WHAT THIS TASK INVOLVES => Whenever "memory" appears in a line, please copy that line from the data.

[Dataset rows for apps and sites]
⁂

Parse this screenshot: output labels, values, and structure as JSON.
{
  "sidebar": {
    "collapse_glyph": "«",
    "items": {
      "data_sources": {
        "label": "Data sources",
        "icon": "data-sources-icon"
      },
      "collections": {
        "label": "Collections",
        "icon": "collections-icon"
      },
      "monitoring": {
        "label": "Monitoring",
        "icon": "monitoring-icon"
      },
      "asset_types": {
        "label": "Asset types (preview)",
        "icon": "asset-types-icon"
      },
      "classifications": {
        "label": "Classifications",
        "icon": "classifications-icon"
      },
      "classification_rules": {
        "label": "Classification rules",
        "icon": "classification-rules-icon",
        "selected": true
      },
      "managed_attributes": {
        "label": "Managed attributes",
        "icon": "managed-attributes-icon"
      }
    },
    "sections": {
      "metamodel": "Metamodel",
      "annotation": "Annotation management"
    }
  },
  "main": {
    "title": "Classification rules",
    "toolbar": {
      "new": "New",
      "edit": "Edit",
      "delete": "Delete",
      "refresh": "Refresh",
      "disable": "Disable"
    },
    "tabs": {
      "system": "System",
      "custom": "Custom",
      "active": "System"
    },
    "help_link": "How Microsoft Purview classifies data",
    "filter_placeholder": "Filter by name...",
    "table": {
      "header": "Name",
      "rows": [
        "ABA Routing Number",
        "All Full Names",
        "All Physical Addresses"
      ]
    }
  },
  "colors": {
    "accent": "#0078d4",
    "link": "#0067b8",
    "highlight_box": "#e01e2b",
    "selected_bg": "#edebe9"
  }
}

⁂

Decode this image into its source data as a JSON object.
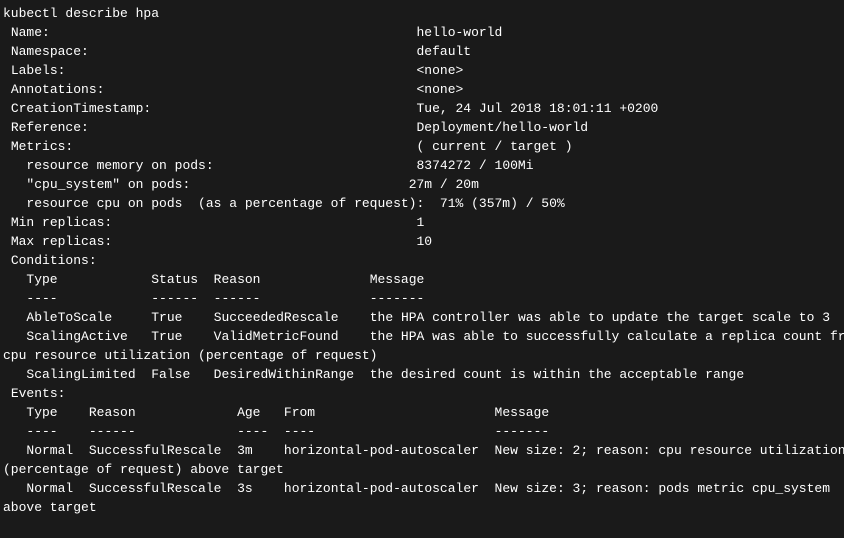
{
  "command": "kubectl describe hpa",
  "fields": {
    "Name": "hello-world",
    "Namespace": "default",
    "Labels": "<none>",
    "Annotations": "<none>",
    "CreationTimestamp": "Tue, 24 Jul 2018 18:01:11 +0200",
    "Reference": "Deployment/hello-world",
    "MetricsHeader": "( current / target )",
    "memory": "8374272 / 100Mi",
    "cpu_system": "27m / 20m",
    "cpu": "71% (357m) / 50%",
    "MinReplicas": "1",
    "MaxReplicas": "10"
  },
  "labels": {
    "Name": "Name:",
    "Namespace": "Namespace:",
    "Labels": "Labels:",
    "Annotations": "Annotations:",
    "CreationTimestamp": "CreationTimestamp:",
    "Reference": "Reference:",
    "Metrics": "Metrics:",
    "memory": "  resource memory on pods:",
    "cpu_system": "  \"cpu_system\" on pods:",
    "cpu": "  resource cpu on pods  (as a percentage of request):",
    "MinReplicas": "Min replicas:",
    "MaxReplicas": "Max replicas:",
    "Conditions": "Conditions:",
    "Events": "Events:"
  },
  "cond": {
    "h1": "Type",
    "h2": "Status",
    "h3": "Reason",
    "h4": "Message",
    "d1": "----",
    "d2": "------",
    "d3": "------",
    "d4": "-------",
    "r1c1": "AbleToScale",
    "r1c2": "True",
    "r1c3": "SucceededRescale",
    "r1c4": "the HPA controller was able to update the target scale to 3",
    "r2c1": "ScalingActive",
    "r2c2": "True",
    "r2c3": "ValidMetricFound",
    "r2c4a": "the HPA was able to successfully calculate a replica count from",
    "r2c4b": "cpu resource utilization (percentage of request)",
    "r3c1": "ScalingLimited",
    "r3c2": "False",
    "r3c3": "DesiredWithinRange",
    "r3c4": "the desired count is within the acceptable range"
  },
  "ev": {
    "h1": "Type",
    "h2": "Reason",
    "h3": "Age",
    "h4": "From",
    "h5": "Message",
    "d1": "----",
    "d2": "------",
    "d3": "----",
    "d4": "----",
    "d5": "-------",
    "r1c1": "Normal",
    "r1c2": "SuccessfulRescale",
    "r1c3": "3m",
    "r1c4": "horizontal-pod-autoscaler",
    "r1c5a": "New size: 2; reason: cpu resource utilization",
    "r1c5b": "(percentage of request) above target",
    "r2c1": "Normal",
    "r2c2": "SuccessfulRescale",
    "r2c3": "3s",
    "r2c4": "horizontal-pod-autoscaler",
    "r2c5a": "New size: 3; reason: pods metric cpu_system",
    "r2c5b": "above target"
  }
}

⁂

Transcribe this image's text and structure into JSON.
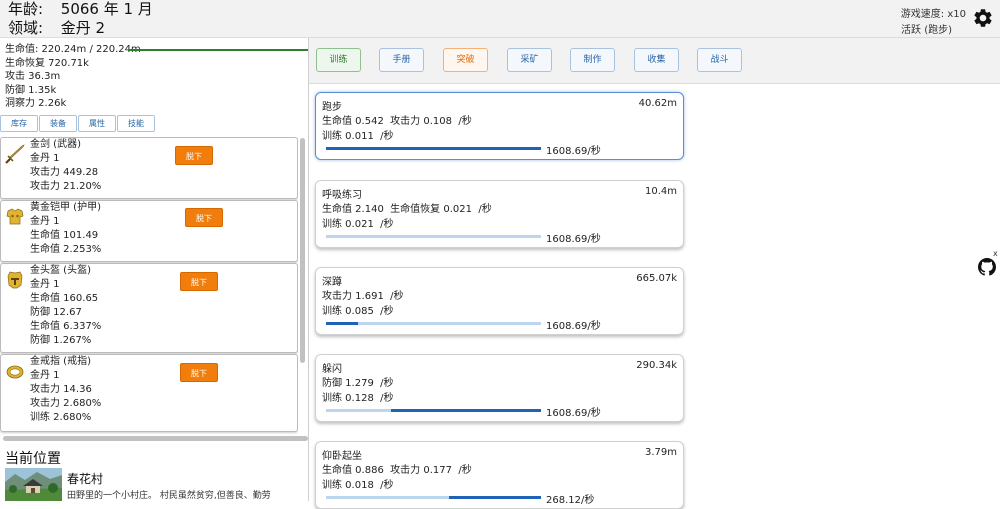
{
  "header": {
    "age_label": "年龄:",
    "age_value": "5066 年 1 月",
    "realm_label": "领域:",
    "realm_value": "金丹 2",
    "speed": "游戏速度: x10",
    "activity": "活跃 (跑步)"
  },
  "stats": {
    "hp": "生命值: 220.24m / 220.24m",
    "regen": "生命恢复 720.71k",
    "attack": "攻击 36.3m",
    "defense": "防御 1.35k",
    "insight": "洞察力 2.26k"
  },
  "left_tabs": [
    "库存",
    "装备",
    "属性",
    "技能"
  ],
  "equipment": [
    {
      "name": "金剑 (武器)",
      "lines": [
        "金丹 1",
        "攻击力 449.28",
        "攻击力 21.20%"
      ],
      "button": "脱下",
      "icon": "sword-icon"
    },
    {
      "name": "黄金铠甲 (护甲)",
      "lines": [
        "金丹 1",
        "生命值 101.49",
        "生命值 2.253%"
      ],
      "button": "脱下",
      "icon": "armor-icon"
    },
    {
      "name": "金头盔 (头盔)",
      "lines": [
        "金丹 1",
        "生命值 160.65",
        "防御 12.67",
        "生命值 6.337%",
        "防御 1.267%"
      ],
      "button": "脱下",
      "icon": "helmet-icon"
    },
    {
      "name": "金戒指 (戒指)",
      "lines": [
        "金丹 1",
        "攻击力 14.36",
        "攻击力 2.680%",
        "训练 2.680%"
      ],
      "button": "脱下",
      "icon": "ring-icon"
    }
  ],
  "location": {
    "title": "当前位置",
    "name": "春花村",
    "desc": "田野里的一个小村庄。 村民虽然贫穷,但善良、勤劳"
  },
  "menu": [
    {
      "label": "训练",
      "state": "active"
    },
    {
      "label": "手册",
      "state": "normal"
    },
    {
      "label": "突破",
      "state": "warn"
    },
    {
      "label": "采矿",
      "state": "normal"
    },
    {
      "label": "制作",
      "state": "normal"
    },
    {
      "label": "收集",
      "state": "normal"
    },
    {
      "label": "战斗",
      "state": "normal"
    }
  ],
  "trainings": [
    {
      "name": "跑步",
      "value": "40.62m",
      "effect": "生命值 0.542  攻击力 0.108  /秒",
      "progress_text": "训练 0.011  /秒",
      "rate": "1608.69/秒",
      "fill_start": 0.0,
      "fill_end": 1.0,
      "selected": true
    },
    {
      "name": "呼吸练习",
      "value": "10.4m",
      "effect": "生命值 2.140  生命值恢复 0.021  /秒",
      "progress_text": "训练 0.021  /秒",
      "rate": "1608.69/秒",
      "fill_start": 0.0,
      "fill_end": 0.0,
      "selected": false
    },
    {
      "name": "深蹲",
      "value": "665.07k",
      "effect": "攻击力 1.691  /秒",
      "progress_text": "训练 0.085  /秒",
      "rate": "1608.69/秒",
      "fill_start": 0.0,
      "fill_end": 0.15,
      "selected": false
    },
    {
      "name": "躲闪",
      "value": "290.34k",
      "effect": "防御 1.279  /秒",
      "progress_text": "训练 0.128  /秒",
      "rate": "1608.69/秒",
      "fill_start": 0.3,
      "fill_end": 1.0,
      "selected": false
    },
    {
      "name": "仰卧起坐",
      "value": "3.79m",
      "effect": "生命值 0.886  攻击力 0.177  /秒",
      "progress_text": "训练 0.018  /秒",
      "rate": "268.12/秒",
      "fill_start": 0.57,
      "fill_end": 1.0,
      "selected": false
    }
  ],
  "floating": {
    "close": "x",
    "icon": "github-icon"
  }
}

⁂

THE COMPLETED TASK =>
    "memory": "8374272 / 100Mi",
    "memory": "  resource memory on pods:",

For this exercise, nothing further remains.